Would you repeat every entry below word for word but drop the images?

Segment Start: RECORDS FOR PROCESSING

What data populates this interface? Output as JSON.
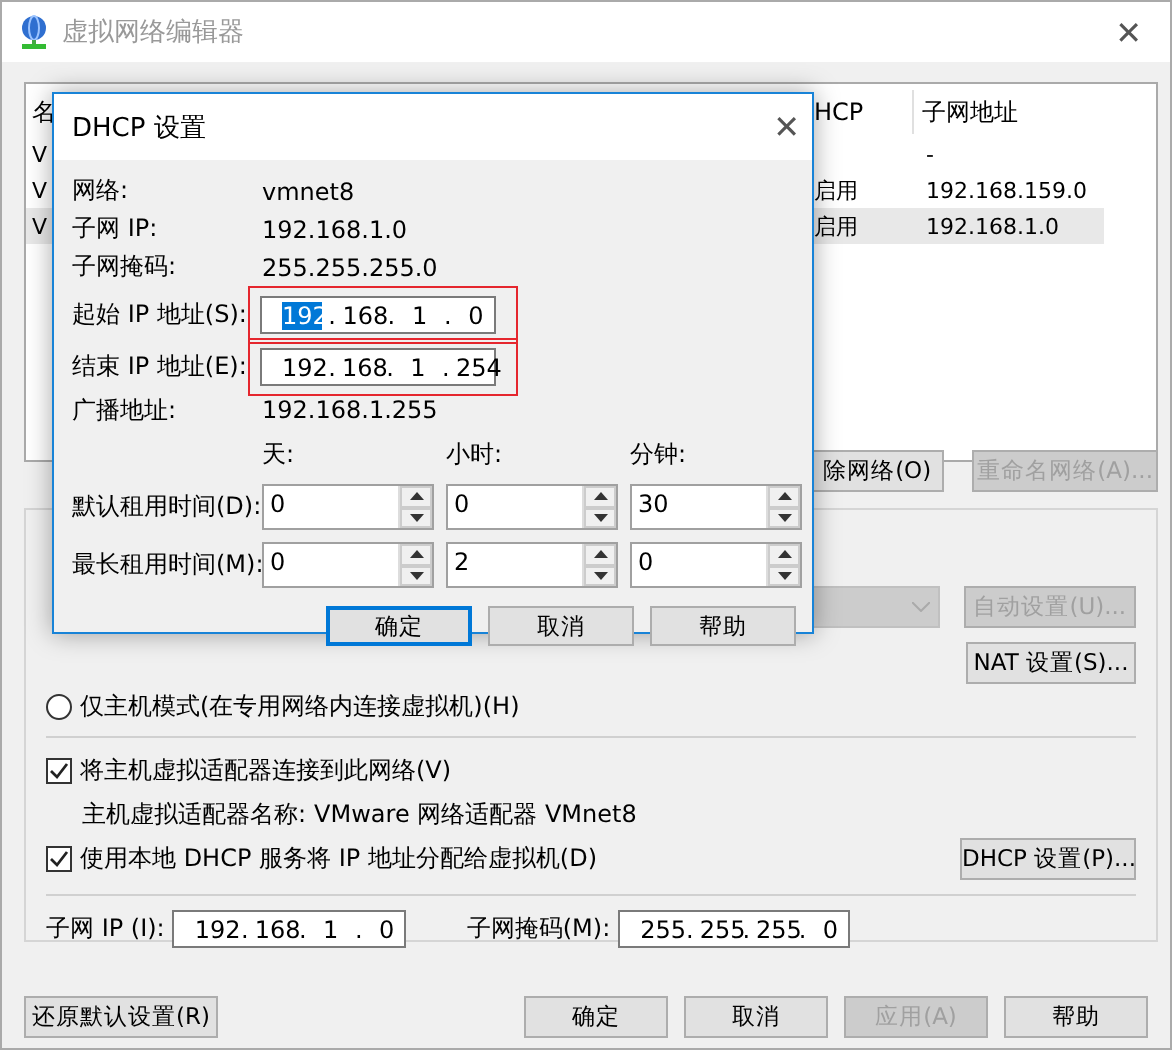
{
  "window": {
    "title": "虚拟网络编辑器",
    "close": "✕"
  },
  "network_list": {
    "columns": [
      {
        "label": "名"
      },
      {
        "label": "HCP"
      },
      {
        "label": "子网地址"
      }
    ],
    "rows": [
      {
        "name": "V",
        "dhcp": "",
        "subnet": "-",
        "selected": false
      },
      {
        "name": "V",
        "dhcp": "启用",
        "subnet": "192.168.159.0",
        "selected": false
      },
      {
        "name": "V",
        "dhcp": "启用",
        "subnet": "192.168.1.0",
        "selected": true
      }
    ]
  },
  "list_buttons": [
    {
      "label": "除网络(O)",
      "disabled": false
    },
    {
      "label": "重命名网络(A)...",
      "disabled": true
    }
  ],
  "vmnet_info": {
    "nat_combo_disabled": true,
    "auto_button": {
      "label": "自动设置(U)...",
      "disabled": true
    },
    "nat_button": {
      "label": "NAT 设置(S)..."
    },
    "host_only": {
      "label": "仅主机模式(在专用网络内连接虚拟机)(H)",
      "selected": false
    },
    "connect_adapter": {
      "label": "将主机虚拟适配器连接到此网络(V)",
      "checked": true
    },
    "adapter_name": {
      "label": "主机虚拟适配器名称:",
      "value": "VMware 网络适配器 VMnet8"
    },
    "use_dhcp": {
      "label": "使用本地 DHCP 服务将 IP 地址分配给虚拟机(D)",
      "checked": true
    },
    "dhcp_button": {
      "label": "DHCP 设置(P)..."
    },
    "subnet_ip": {
      "label": "子网 IP (I):",
      "separator": ".",
      "octets": [
        {
          "text": "192",
          "selected": false
        },
        {
          "text": "168",
          "selected": false
        },
        {
          "text": "1",
          "selected": false
        },
        {
          "text": "0",
          "selected": false
        }
      ]
    },
    "subnet_mask": {
      "label": "子网掩码(M):",
      "separator": ".",
      "octets": [
        {
          "text": "255",
          "selected": false
        },
        {
          "text": "255",
          "selected": false
        },
        {
          "text": "255",
          "selected": false
        },
        {
          "text": "0",
          "selected": false
        }
      ]
    }
  },
  "footer": {
    "restore": "还原默认设置(R)",
    "buttons": [
      {
        "label": "确定",
        "disabled": false
      },
      {
        "label": "取消",
        "disabled": false
      },
      {
        "label": "应用(A)",
        "disabled": true
      },
      {
        "label": "帮助",
        "disabled": false
      }
    ]
  },
  "dhcp_dialog": {
    "title": "DHCP 设置",
    "close": "✕",
    "info": [
      {
        "label": "网络:",
        "value": "vmnet8"
      },
      {
        "label": "子网 IP:",
        "value": "192.168.1.0"
      },
      {
        "label": "子网掩码:",
        "value": "255.255.255.0"
      }
    ],
    "ranges": [
      {
        "label": "起始 IP 地址(S):",
        "highlighted": true,
        "separator": ".",
        "octets": [
          {
            "text": "192",
            "selected": true
          },
          {
            "text": "168",
            "selected": false
          },
          {
            "text": "1",
            "selected": false
          },
          {
            "text": "0",
            "selected": false
          }
        ]
      },
      {
        "label": "结束 IP 地址(E):",
        "highlighted": true,
        "separator": ".",
        "octets": [
          {
            "text": "192",
            "selected": false
          },
          {
            "text": "168",
            "selected": false
          },
          {
            "text": "1",
            "selected": false
          },
          {
            "text": "254",
            "selected": false
          }
        ]
      }
    ],
    "broadcast": {
      "label": "广播地址:",
      "value": "192.168.1.255"
    },
    "lease_units": [
      "天:",
      "小时:",
      "分钟:"
    ],
    "leases": [
      {
        "label": "默认租用时间(D):",
        "values": [
          "0",
          "0",
          "30"
        ]
      },
      {
        "label": "最长租用时间(M):",
        "values": [
          "0",
          "2",
          "0"
        ]
      }
    ],
    "buttons": [
      {
        "label": "确定",
        "default": true
      },
      {
        "label": "取消",
        "default": false
      },
      {
        "label": "帮助",
        "default": false
      }
    ]
  }
}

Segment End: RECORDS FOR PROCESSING

- [ANSWER AREA]
What data populates this interface? Output as JSON.
{
  "window": {
    "title": "虚拟网络编辑器",
    "close": "✕"
  },
  "network_list": {
    "columns": [
      {
        "label": "名"
      },
      {
        "label": "HCP"
      },
      {
        "label": "子网地址"
      }
    ],
    "rows": [
      {
        "name": "V",
        "dhcp": "",
        "subnet": "-",
        "selected": false
      },
      {
        "name": "V",
        "dhcp": "启用",
        "subnet": "192.168.159.0",
        "selected": false
      },
      {
        "name": "V",
        "dhcp": "启用",
        "subnet": "192.168.1.0",
        "selected": true
      }
    ]
  },
  "list_buttons": [
    {
      "label": "除网络(O)",
      "disabled": false
    },
    {
      "label": "重命名网络(A)...",
      "disabled": true
    }
  ],
  "vmnet_info": {
    "nat_combo_disabled": true,
    "auto_button": {
      "label": "自动设置(U)...",
      "disabled": true
    },
    "nat_button": {
      "label": "NAT 设置(S)..."
    },
    "host_only": {
      "label": "仅主机模式(在专用网络内连接虚拟机)(H)",
      "selected": false
    },
    "connect_adapter": {
      "label": "将主机虚拟适配器连接到此网络(V)",
      "checked": true
    },
    "adapter_name": {
      "label": "主机虚拟适配器名称:",
      "value": "VMware 网络适配器 VMnet8"
    },
    "use_dhcp": {
      "label": "使用本地 DHCP 服务将 IP 地址分配给虚拟机(D)",
      "checked": true
    },
    "dhcp_button": {
      "label": "DHCP 设置(P)..."
    },
    "subnet_ip": {
      "label": "子网 IP (I):",
      "separator": ".",
      "octets": [
        {
          "text": "192",
          "selected": false
        },
        {
          "text": "168",
          "selected": false
        },
        {
          "text": "1",
          "selected": false
        },
        {
          "text": "0",
          "selected": false
        }
      ]
    },
    "subnet_mask": {
      "label": "子网掩码(M):",
      "separator": ".",
      "octets": [
        {
          "text": "255",
          "selected": false
        },
        {
          "text": "255",
          "selected": false
        },
        {
          "text": "255",
          "selected": false
        },
        {
          "text": "0",
          "selected": false
        }
      ]
    }
  },
  "footer": {
    "restore": "还原默认设置(R)",
    "buttons": [
      {
        "label": "确定",
        "disabled": false
      },
      {
        "label": "取消",
        "disabled": false
      },
      {
        "label": "应用(A)",
        "disabled": true
      },
      {
        "label": "帮助",
        "disabled": false
      }
    ]
  },
  "dhcp_dialog": {
    "title": "DHCP 设置",
    "close": "✕",
    "info": [
      {
        "label": "网络:",
        "value": "vmnet8"
      },
      {
        "label": "子网 IP:",
        "value": "192.168.1.0"
      },
      {
        "label": "子网掩码:",
        "value": "255.255.255.0"
      }
    ],
    "ranges": [
      {
        "label": "起始 IP 地址(S):",
        "highlighted": true,
        "separator": ".",
        "octets": [
          {
            "text": "192",
            "selected": true
          },
          {
            "text": "168",
            "selected": false
          },
          {
            "text": "1",
            "selected": false
          },
          {
            "text": "0",
            "selected": false
          }
        ]
      },
      {
        "label": "结束 IP 地址(E):",
        "highlighted": true,
        "separator": ".",
        "octets": [
          {
            "text": "192",
            "selected": false
          },
          {
            "text": "168",
            "selected": false
          },
          {
            "text": "1",
            "selected": false
          },
          {
            "text": "254",
            "selected": false
          }
        ]
      }
    ],
    "broadcast": {
      "label": "广播地址:",
      "value": "192.168.1.255"
    },
    "lease_units": [
      "天:",
      "小时:",
      "分钟:"
    ],
    "leases": [
      {
        "label": "默认租用时间(D):",
        "values": [
          "0",
          "0",
          "30"
        ]
      },
      {
        "label": "最长租用时间(M):",
        "values": [
          "0",
          "2",
          "0"
        ]
      }
    ],
    "buttons": [
      {
        "label": "确定",
        "default": true
      },
      {
        "label": "取消",
        "default": false
      },
      {
        "label": "帮助",
        "default": false
      }
    ]
  }
}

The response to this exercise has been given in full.